The ACE Collaborative’s focus on working with early childhood development advocates such as First 5s to address root causes of domestic violence is reflected in a recently released study by the Blue Shield Foundation, Breaking the Cycle: A Life Course Framework for Preventing Domestic Violence. The study documents how children, when exposed to violence in the family can lead to the perpetration of domestic violence in adulthood. The study also underscores that cultural and structural factors like poverty, and high unemployment rates can contribute to domestic violence perpetration.

Shasta County alone has higher than average poverty levels, unemployment rates, and lack of access to childcare compared to other state regions, according to county statistics.

But recent developments indicate a greater awareness and commitment to tackling the systemic issues that lead to domestic violence, according to Tadlock. She points out that Gov. Gavin Newsom’s recent appointment of Dr. Nadine Burke Harris, as the state’s first surgeon general as a particularly important and encouraging choice. Burke Harris is a pediatrician and noted pioneer in the study of ACEs.

She is also encouraged by the prospect that these various rural regions, when pulling their resources together, can make an impact in unexpected ways.

“This is an opportunity for organizations that are stretched right now to think about doing business differently,” said Tadlock. “They might not have had that opportunity before.”


Learn More: PHI's Population Health Innovation Lab (PHIL)

PHI’s Population Health Innovation Lab (PHIL) brings new options for innovation to public health.

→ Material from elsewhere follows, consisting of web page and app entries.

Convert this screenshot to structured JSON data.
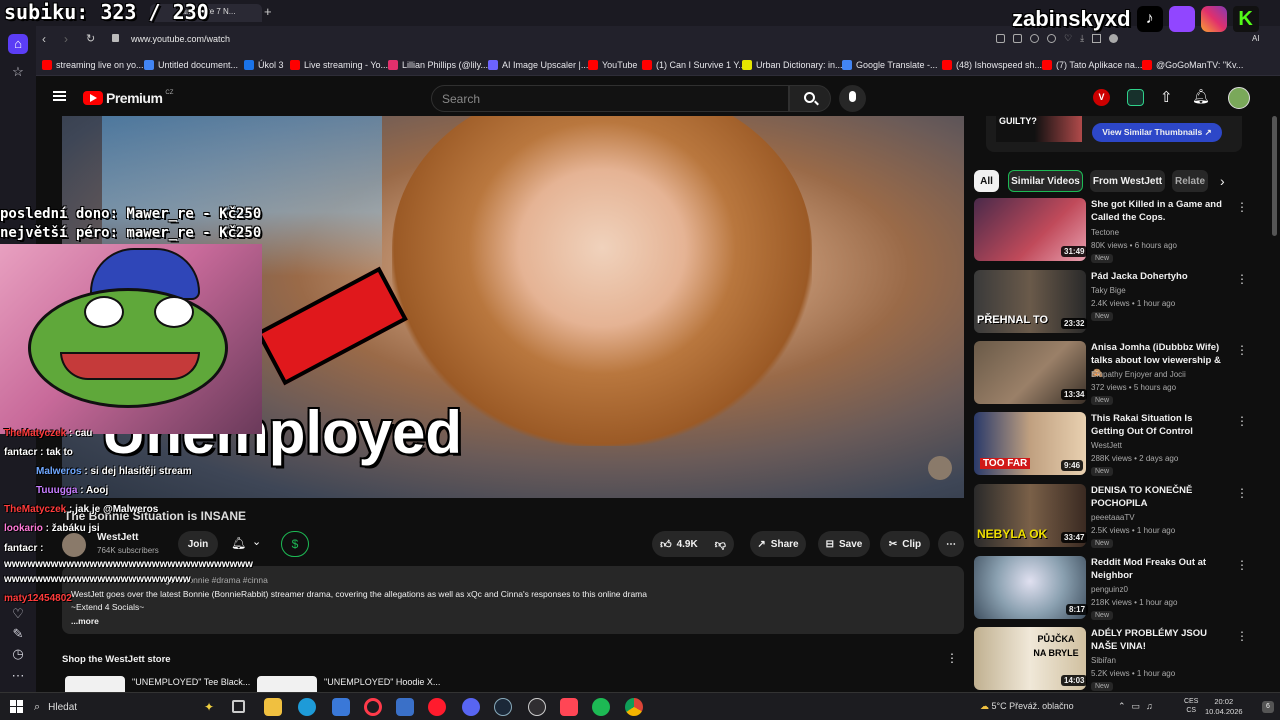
{
  "stream_overlay": {
    "sub_counter": "subiku: 323 / 230",
    "streamer_name": "zabinskyxd",
    "last_donation": "poslední dono: Mawer_re - Kč250",
    "biggest_donation": "největší péro: mawer_re - Kč250",
    "thumbnail_word": "Unemployed",
    "chat": [
      {
        "user": "TheMatyczek",
        "message": "cau",
        "color": "#ff3b3b"
      },
      {
        "user": "fantacr",
        "message": "tak to",
        "color": "#ffffff"
      },
      {
        "user": "Malweros",
        "message": "si dej hlasitěji stream",
        "color": "#6fa8ff"
      },
      {
        "user": "Tuuugga",
        "message": "Aooj",
        "color": "#c77dff"
      },
      {
        "user": "TheMatyczek",
        "message": "jak je @Malweros",
        "color": "#ff3b3b"
      },
      {
        "user": "lookario",
        "message": "žabáku jsi",
        "color": "#ff7ad9"
      },
      {
        "user": "fantacr",
        "message": "",
        "color": "#ffffff"
      },
      {
        "user": "",
        "message": "wwwwwwwwwwwwwwwwwwwwwwwwwwwwwwww",
        "color": "#ffffff"
      },
      {
        "user": "",
        "message": "wwwwwwwwwwwwwwwwwwwwwwww",
        "color": "#ffffff"
      },
      {
        "user": "maty12454802",
        "message": "",
        "color": "#ff3b3b"
      }
    ]
  },
  "browser": {
    "tab_title": "...and Date 7 N...",
    "url": "www.youtube.com/watch",
    "bookmarks": [
      {
        "label": "streaming live on yo...",
        "color": "#ff0000"
      },
      {
        "label": "Untitled document...",
        "color": "#4285f4"
      },
      {
        "label": "Úkol 3",
        "color": "#1a73e8"
      },
      {
        "label": "Live streaming - Yo...",
        "color": "#ff0000"
      },
      {
        "label": "Lillian Phillips (@lily...",
        "color": "#e1306c"
      },
      {
        "label": "AI Image Upscaler |...",
        "color": "#6c63ff"
      },
      {
        "label": "YouTube",
        "color": "#ff0000"
      },
      {
        "label": "(1) Can I Survive 1 Y...",
        "color": "#ff0000"
      },
      {
        "label": "Urban Dictionary: in...",
        "color": "#e6e600"
      },
      {
        "label": "Google Translate -...",
        "color": "#4285f4"
      },
      {
        "label": "(48) Ishowspeed sh...",
        "color": "#ff0000"
      },
      {
        "label": "(7) Tato Aplikace na...",
        "color": "#ff0000"
      },
      {
        "label": "@GoGoManTV: \"Kv...",
        "color": "#ff0000"
      }
    ]
  },
  "youtube": {
    "logo_text": "Premium",
    "region": "CZ",
    "search_placeholder": "Search",
    "video": {
      "title": "The Bonnie Situation is INSANE",
      "channel": "WestJett",
      "subscribers": "764K subscribers",
      "join_label": "Join",
      "likes": "4.9K",
      "share_label": "Share",
      "save_label": "Save",
      "clip_label": "Clip",
      "hashtags": "#bonnie #drama #cinna",
      "description": "WestJett goes over the latest Bonnie (BonnieRabbit) streamer drama, covering the allegations as well as xQc and Cinna's responses to this online drama",
      "socials": "~Extend 4 Socials~",
      "more": "...more",
      "time_ago": "go"
    },
    "store": {
      "heading": "Shop the WestJett store",
      "items": [
        "\"UNEMPLOYED\" Tee Black...",
        "\"UNEMPLOYED\" Hoodie X..."
      ]
    },
    "sidebar_top": {
      "guilty_text": "GUILTY?",
      "view_similar": "View Similar Thumbnails"
    },
    "chips": [
      "All",
      "Similar Videos",
      "From WestJett",
      "Relate"
    ],
    "related": [
      {
        "title": "She got Killed in a Game and Called the Cops.",
        "channel": "Tectone",
        "meta": "80K views • 6 hours ago",
        "duration": "31:49",
        "badge": "New",
        "thumb": "#6b2a3a"
      },
      {
        "title": "Pád Jacka Dohertyho",
        "channel": "Taky Bige",
        "meta": "2.4K views • 1 hour ago",
        "duration": "23:32",
        "badge": "New",
        "thumb_text": "PŘEHNAL TO",
        "thumb": "#2a2a2a"
      },
      {
        "title": "Anisa Jomha (iDubbbz Wife) talks about low viewership & 🙈",
        "channel": "Empathy Enjoyer and Jocii",
        "meta": "372 views • 5 hours ago",
        "duration": "13:34",
        "badge": "New",
        "thumb": "#5a4636"
      },
      {
        "title": "This Rakai Situation Is Getting Out Of Control",
        "channel": "WestJett",
        "meta": "288K views • 2 days ago",
        "duration": "9:46",
        "badge": "New",
        "thumb_text": "TOO FAR",
        "thumb": "#3a4a7a"
      },
      {
        "title": "DENISA TO KONEČNĚ POCHOPILA",
        "channel": "peeetaaaTV",
        "meta": "2.5K views • 1 hour ago",
        "duration": "33:47",
        "badge": "New",
        "thumb_text": "NEBYLA OK",
        "thumb": "#4a3a2a"
      },
      {
        "title": "Reddit Mod Freaks Out at Neighbor",
        "channel": "penguinz0",
        "meta": "218K views • 1 hour ago",
        "duration": "8:17",
        "badge": "New",
        "thumb": "#6a8aa0"
      },
      {
        "title": "ADÉLY PROBLÉMY JSOU NAŠE VINA!",
        "channel": "Sibiřan",
        "meta": "5.2K views • 1 hour ago",
        "duration": "14:03",
        "badge": "New",
        "thumb_text": "PŮJČKA NA BRYLE",
        "thumb": "#e8e0d0"
      }
    ]
  },
  "taskbar": {
    "search_label": "Hledat",
    "weather": "5°C  Převáž. oblačno",
    "lang": "CES\nCS",
    "lang_top": "CES",
    "lang_bottom": "CS",
    "time": "20:02",
    "date": "10.04.2026"
  }
}
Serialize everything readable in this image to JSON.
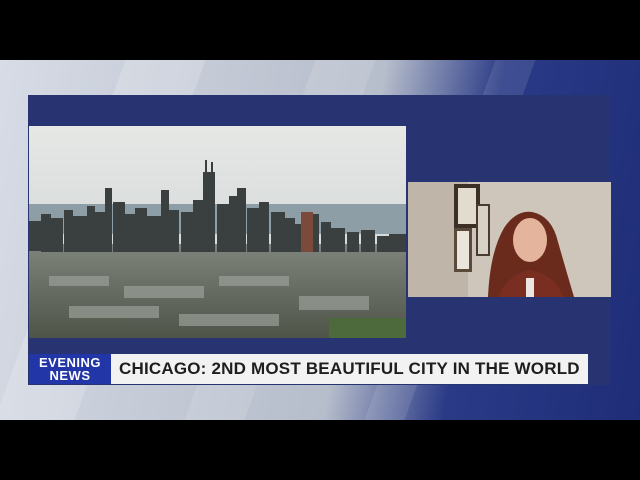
{
  "lower_third": {
    "bug_line1": "EVENING",
    "bug_line2": "NEWS",
    "headline": "CHICAGO: 2ND MOST BEAUTIFUL CITY IN THE WORLD"
  },
  "colors": {
    "panel": "#283372",
    "bug": "#2236a8",
    "headline_bg": "#f2f2f2"
  },
  "icons": [
    "skyline-video",
    "guest-video"
  ]
}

In the same way that Silicon Valley creates lasting change through new perspectives on old challenges, at PHIL we use new approaches, new technologies, and new partnerships to develop solutions for our communities’ most complex problems—and then share and spread what works. Learn more about PHIL's work.